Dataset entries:
/---

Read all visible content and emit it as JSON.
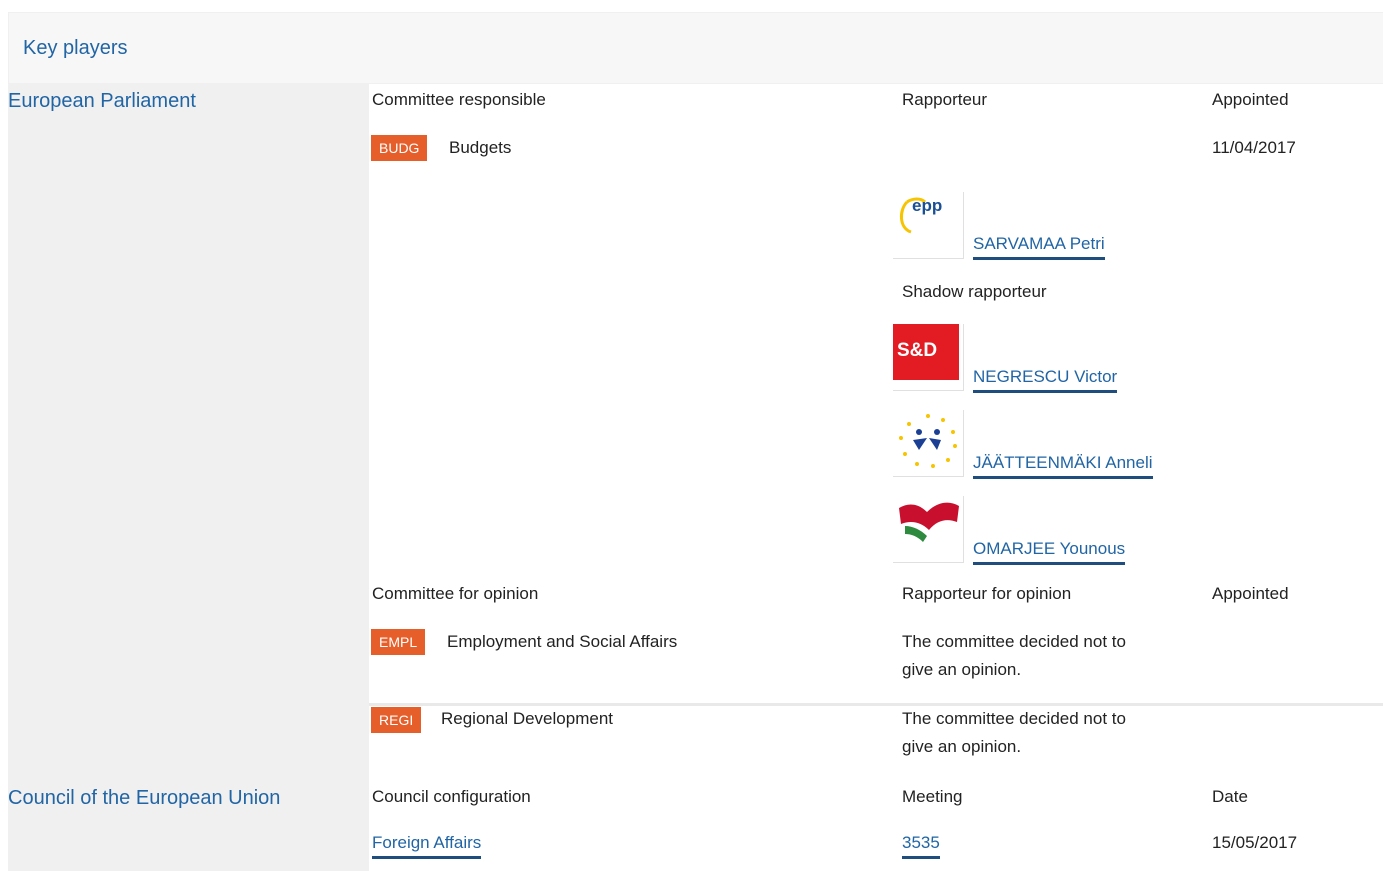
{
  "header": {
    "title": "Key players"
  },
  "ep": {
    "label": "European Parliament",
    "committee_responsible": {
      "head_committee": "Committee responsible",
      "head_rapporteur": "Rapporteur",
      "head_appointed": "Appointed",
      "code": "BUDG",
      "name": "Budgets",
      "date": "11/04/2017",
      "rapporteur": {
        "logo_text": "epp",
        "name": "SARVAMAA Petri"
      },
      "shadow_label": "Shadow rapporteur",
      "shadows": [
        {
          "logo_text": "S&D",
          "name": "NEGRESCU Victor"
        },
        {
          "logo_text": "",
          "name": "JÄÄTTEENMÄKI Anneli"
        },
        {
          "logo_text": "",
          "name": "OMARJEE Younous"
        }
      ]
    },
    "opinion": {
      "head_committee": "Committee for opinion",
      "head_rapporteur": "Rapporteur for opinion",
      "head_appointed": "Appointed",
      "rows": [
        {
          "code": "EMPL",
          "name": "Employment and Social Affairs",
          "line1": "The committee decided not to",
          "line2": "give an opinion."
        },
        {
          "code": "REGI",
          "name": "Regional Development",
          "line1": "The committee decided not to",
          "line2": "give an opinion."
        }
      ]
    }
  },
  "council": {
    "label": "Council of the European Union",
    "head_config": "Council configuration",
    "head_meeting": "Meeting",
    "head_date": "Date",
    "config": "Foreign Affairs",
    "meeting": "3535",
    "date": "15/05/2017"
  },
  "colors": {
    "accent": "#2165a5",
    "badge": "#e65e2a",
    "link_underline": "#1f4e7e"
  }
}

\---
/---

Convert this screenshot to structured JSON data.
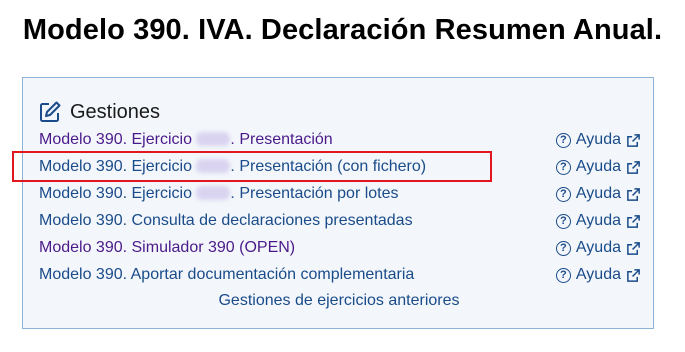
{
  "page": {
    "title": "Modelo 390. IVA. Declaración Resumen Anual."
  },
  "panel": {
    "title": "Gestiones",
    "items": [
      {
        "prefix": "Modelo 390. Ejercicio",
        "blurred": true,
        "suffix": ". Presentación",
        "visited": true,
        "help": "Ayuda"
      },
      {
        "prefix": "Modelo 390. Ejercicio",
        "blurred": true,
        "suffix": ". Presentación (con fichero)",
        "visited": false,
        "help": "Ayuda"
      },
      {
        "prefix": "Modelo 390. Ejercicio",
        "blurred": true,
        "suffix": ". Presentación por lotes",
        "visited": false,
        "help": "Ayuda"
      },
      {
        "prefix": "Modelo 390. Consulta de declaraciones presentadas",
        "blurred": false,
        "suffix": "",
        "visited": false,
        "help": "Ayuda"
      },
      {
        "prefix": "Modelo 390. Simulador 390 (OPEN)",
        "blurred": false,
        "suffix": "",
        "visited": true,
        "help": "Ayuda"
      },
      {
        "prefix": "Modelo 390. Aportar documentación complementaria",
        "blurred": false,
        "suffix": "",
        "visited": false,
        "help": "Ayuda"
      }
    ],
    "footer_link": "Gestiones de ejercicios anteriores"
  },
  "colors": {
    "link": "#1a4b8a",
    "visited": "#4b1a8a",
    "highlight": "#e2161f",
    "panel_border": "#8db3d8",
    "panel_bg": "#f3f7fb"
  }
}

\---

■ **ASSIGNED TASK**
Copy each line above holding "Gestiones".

■ **SOLVED EXERCISE**
    "title": "Gestiones",
    "footer_link": "Gestiones de ejercicios anteriores"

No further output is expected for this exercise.